“A message of defiance but also, importantly, forgiveness.”
The cover shows the prophet shedding a tear and holding up a sign reading “Je suis Charlie” in sympathy with the dead journalists. The headline says “All is forgiven”.
Zineb El Rhazoui, a surviving columnist at Charlie Hebdo magazine who worked on the new issue, said the cover was a call to forgive the terrorists who murdered her colleagues last week, saying she did not feel hate towards Chérif and Saïd Kouachi despite their deadly attack on the magazine, and urged Muslims to accept humour.

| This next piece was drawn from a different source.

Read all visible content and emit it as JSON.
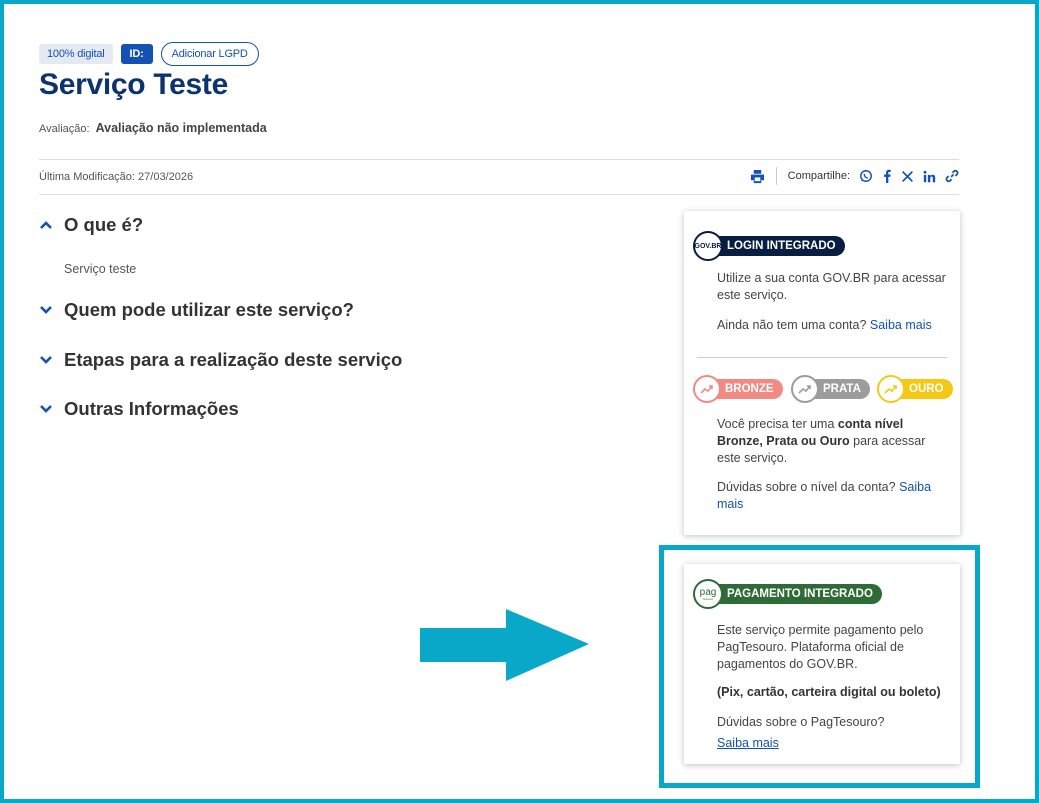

“We don’t feel any hate to them. We know that the struggle is not with them as people, but the struggle is with an ideology,” she told BBC Radio 4’s Today programme.
From The Guardian article.
“What they are saying about the meaning of the cover is: “« Quand on a une pancarte “Je suis Charlie” ça veut dire : “Vous avez le droit au blasphème, vous avez le droit de critiquer ma religion, parce que c’est pas grave”. » or: When one (Mohammed) holds the sign ‘I am Charlie’, that means: “You have the right to blaspheme, you have the right to criticize my religion, it’s okay.”
They are also saying: On n’a jamais le droit de critiquer un juif parce qu’il est juif, un musulman parce qu’il est musulman, un chrétien parce qu’il est chrétien. Mais vous pouvez dire tout ce que vous voulez, et les pires horreurs, et on les dit, sur le christianisme, le judaïsme et l’islam, car au-delà de l’unité des beaux slogans, c’est ça la réalité de Charlie Hebdo”, or: we do not have the right to criticize someone because they are Jewish, or a Muslim because he is a Muslim, or a Christian because she is Christian. But you can say whatever you want, the worst of things, and we have said them, about Christianity, Judaism and Islam, because beyond some nice slogans, that is what Charlie Hebdo is about.””Source
IE, hate the sin, not the sinner.